BP conceded Thursday that more oil than it estimated is gushing into the Gulf of Mexico as heavy crude washed into Louisiana’s wetlands for the first time, feeding worries and uncertainty about the massive monthlong spill.
Well color me surprised. An oil company lied and tried to cover it’s ass? Never!
Mark Proegler, a spokesman for oil giant BP PLC, said a mile-long tube inserted into a leaking pipe over the weekend is capturing 210,000 gallons a day – the total amount the company and the Coast Guard have estimated is gushing into the sea – but some is still escaping. He would not say how much.
Several professors who have watched video of the leak have said they believe the amount spewing out is much higher than official estimates.
For a looksie at the varying opinions on the damn thing click here:
Proegler said the 210,000 gallons – 5,000 barrels – has always been just an estimate because there is no way to measure how much is spilling from the seafloor.
“I would encourage people to take a look at the changing amount of oil coming from the ocean floor,” said Steve Rinehart, another BP spokesman. “It’s pretty clear that now that we’re taking 5,000 barrels of oil a day, there’s a significant change in the flow reaching the sea.”
A live video feed of the leak posted online Thursday at the insistence of U.S. Rep. Edward J. Markey, D-Mass., shows what appears to be a large plume of oil and gas still spewing next to the tube that’s carrying some of it to the surface.
The well blew out after an explosion a month ago on the offshore drilling rig Deepwater Horizon that killed 11 people. At least 6 million gallons have spilled so far, making it the worst U.S. environmental disaster in decades. The Exxon Valdez tanker spilled 11 million gallons in Alaska in 1989.
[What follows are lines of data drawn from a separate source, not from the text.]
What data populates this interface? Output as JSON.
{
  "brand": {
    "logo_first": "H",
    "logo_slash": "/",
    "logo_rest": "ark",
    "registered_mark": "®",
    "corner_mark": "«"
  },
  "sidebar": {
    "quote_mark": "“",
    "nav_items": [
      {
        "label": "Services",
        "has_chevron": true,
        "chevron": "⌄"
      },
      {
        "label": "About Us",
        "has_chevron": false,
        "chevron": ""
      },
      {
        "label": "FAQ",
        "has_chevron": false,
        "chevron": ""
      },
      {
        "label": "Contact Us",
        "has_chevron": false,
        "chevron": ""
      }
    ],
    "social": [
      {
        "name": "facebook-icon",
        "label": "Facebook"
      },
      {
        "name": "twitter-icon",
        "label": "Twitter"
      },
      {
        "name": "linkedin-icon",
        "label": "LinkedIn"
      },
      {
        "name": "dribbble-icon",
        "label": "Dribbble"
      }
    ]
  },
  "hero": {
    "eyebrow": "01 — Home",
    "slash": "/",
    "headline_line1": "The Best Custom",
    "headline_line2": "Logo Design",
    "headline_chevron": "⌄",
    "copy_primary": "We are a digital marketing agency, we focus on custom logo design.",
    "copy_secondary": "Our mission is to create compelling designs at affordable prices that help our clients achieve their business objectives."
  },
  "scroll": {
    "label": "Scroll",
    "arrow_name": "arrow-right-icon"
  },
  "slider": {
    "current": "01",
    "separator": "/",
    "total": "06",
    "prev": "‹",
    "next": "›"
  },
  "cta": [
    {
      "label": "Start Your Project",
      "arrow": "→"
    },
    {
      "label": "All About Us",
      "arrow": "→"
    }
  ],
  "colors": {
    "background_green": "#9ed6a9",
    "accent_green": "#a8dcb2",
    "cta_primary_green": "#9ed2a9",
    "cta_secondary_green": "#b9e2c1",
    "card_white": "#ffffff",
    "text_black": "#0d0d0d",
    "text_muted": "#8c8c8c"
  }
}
There is little arguing that three weeks after the initial explosion that sunk, the Deepwater Horizon BP and their executives look insensitive, irresponsible, callous, and, at present, largely unaccountable for their actions.
Compounding their woes even further is the childish display that they, Haliburton, and Transocean put on for the public as they shrugged responsibility and instead pointed the finger of blame at each other in front of congress.
BP’s primary PR objective was damage control. This damage control was both immediate and forward-looking. Immediately they would need to dominate the coordination of press in the Gulf states.
Second, they would need to pacify the people whose livelihoods would be directly impacted by the oiling of the waterways.
Within five days of the disaster, reports started coming in of coastal residents being approached with contracts that equated the forfeiture of their rights to file claims against BP. Many local workers signed these in exchange for temporary paid positions as part of the marine cleanup.
At a time when they were coming up with half-assed solutions like “the top hat” and “the junk shot”, seemingly cooked up by a few stoners at M.I.T. after visiting their friend Billy Bong Thornton, they had a clear cut plan on how to save their corporate asses.
Another shining example of the company’s approach to things is the use of chemical dispersants that coagulate the surface slick into dense clumps that sink. One does not need a degree in hydrology to understand that this process is about sinking the spectacle of the slick below the surface of the Gulf and into less visible subsurface waters.
A submerged problem is no less a problem; the introduction of a foreign chemical into a marine habitat is a problem in itself, and a subsurface cleanup is far more complicated than collection and removal on the surface.
But we all know they just don’t give a shit about that lil’ fact.
However this trade-off mirrors more of this reoccurring theme of “out of sight, out of mind” that has become a central narrative in BP’s PR response to the disaster.
“BP is going to reckless lengths to cover up the severity of the catastrophe they caused,” says Tod Emko, of The Sea Shepherd Conservation Society.
“Not only are they preventing volunteers and media from getting to affected areas, but they’re also telling trained, licensed wildlife rehabilitators not to take action outside of BP-organized beach cleanups in areas that have not been hit by oil.
Imagine how much good BP could have done if they devoted even a fraction of their cover-up budget and resources to bringing in help and allowing trained professionals to aid affected areas. Instead, we can only marvel at the amount of additional suffering they’re causing the Gulf ecosystems and its inhabitants through their present actions.”
Emko’s sentiment is not a unique one. Many local residents, volunteers, and even law enforcement officials are beginning to question how BP, a foreign, non-governmental agency, can exercise jurisdictional authority over the volunteer response efforts.
And damn if that isn’t one good f@#kin’ question.
Where is the Tea Party now? Where are the “nativists” who are at the forefront of the immigration movement.
Here is a foreign based company, whose shoddy safety practices have caused arguably the single greatest environmental disaster in our nation’s history dictating to us how we can handle the situation?
But the levy of “out of sight, out of mind” may be a levy that is about to break. Tension fills the air in Gulf Coast communities amidst fear of lost jobs, lost tourists, and the related revenue they generate.
Formerly apolitical communities are now getting a crash course in ecology and community activism. Hopefully that will be at big oil’s expense.